On the other hand, Gergen criticized the fact that logical empiricism has been adopted in social psychology as a meta thoery, from the viewpoints of the fundamental difference between the phenomena in natural and social sciences (complexity of the phenomena and affection of observers to objects), the difficulty of objective description of human phenomena (not ostensive description but one including actors' motivations), and the problem of theories and observation (pseudo-relation between hypothetical constructs like attitudes and motivations, and observed results which are another hypothetical constructs) (Gergen, 1994). He claimed that the purpose of social psychology should not be the ones of logical empiricism (understanding, prediction, and control of phenomena), and proposed a new criteria for determining quality of theories in social psychology, ``capability of generativity''. Generative theories have capablity of doubt premises and common senses in societies, proposing fresh alternatives for societies, and changing the current social order as a result. In addition, as concrete methodologies for the purpose, he proposed specification of minor opinions in societies, extreme extension of common sense frameworks, exploration of antithesis, and exploration of new metaphors.

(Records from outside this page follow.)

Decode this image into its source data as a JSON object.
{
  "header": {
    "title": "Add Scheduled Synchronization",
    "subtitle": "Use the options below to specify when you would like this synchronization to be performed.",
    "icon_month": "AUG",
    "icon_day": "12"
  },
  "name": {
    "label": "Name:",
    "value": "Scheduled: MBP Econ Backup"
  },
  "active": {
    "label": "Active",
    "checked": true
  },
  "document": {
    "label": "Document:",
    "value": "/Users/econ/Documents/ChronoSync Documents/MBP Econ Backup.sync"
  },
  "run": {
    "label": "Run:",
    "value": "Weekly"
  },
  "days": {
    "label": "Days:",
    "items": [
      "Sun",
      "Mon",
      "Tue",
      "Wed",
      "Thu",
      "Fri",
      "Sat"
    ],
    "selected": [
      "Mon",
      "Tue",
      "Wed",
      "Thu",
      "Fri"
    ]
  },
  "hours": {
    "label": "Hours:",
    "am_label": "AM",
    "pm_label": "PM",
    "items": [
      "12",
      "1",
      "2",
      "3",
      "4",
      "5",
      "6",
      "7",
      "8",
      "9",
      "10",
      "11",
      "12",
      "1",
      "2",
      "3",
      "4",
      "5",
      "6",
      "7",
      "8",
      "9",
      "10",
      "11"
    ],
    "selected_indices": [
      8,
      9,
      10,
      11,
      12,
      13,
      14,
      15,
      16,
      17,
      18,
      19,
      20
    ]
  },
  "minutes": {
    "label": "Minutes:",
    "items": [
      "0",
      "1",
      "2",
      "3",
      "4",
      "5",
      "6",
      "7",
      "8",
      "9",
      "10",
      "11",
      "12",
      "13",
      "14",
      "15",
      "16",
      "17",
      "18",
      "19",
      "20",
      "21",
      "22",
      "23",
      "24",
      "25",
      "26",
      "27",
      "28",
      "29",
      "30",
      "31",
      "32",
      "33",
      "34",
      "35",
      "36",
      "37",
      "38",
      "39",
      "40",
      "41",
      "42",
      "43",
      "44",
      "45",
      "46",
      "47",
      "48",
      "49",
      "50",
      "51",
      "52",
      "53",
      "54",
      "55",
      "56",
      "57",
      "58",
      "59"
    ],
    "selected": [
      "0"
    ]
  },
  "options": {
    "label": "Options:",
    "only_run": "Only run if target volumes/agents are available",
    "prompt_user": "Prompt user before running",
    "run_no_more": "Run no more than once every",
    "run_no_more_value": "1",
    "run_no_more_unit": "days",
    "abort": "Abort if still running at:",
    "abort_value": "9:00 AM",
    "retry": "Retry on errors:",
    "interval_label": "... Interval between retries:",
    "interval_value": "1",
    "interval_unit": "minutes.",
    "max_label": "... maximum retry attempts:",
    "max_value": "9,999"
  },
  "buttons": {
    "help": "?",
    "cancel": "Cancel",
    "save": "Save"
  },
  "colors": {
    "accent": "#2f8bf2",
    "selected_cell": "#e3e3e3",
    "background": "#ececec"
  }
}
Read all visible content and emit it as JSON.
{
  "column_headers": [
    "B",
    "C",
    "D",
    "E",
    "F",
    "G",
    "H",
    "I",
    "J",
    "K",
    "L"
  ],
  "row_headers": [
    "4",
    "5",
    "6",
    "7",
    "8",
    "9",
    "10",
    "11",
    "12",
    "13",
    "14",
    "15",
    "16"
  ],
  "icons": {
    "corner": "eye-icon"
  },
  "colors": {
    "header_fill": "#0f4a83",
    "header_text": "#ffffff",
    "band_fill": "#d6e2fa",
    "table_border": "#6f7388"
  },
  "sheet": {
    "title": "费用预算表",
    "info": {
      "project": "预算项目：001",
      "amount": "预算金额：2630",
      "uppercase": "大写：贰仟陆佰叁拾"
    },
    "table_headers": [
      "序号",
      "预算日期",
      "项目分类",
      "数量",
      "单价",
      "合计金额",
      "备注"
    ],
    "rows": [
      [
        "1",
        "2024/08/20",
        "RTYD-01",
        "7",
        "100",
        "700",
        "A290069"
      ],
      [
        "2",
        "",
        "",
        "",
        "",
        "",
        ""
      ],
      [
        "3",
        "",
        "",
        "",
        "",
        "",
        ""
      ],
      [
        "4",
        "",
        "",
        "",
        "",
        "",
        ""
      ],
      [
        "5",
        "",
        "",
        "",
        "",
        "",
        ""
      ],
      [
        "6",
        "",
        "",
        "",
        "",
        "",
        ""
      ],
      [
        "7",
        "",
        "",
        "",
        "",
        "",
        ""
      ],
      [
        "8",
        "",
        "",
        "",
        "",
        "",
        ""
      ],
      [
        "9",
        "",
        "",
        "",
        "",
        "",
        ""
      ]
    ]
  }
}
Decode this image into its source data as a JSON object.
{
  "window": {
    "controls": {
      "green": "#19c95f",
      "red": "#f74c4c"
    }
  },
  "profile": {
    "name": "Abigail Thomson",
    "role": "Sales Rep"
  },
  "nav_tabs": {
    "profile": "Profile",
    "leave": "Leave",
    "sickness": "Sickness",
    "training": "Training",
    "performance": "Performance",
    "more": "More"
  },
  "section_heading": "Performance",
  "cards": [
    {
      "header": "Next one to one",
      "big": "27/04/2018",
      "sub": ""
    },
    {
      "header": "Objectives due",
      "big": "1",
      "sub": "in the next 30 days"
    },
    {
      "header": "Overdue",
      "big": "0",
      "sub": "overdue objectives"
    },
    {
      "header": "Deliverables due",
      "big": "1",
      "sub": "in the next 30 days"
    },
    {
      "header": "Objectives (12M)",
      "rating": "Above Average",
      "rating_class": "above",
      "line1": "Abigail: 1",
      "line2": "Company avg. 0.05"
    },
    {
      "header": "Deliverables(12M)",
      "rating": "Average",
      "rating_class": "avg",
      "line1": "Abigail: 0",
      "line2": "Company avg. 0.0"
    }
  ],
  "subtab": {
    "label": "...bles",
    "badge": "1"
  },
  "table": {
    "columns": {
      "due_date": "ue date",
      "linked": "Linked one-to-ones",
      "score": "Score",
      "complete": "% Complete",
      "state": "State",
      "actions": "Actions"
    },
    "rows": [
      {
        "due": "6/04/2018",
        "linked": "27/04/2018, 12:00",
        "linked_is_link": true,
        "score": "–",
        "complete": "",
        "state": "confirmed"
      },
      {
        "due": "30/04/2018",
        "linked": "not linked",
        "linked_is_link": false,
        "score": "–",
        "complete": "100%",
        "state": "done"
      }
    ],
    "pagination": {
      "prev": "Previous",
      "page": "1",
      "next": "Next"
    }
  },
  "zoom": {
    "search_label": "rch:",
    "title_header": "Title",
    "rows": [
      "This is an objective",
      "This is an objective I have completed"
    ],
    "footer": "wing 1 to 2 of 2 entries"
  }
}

In Gergen's generativism, mathematical and computational models in social psychology should not be used to understand, predict, or control phenomena. They should and can be tools not only to verify whether presumptions in models for social phenomena with a natural language really derives results implicated from the models, but also to derive an implication different from results predicated in the models with the natural language for constructing generative theories. Models of artificial societies (Epstein & Axtell, 1996) are representative ones in the view of group dynamics.
This fact connects between computational models for emotions and sociology for emotions. Sociology of emotions unconsciouslly adopts Gergen's generativism as a meta theory because one of its aims is to develop a new perspective on emotions in sociology like the problems of emotional workers. When models with natural languages have a limit for social implications, computational models for emotions can be useful tools for implicating a new social perspective beyond the limit. In particular, models of artificial societies including emotions and distributed aritificial intelligence in which feeling rules are implemented in agents are appropriate for sociological implication. Moreover, as Yamada suggested that the concept of ``double bind'' can be explained from the viewpoint of feeling rules (Okahara et al., 1997), we consider the possibility of application of computational approach to psychopathology by implementing feeling rules in the context of double bind with the concept of ``affection-cognition systems'' (Ciompi, 1994).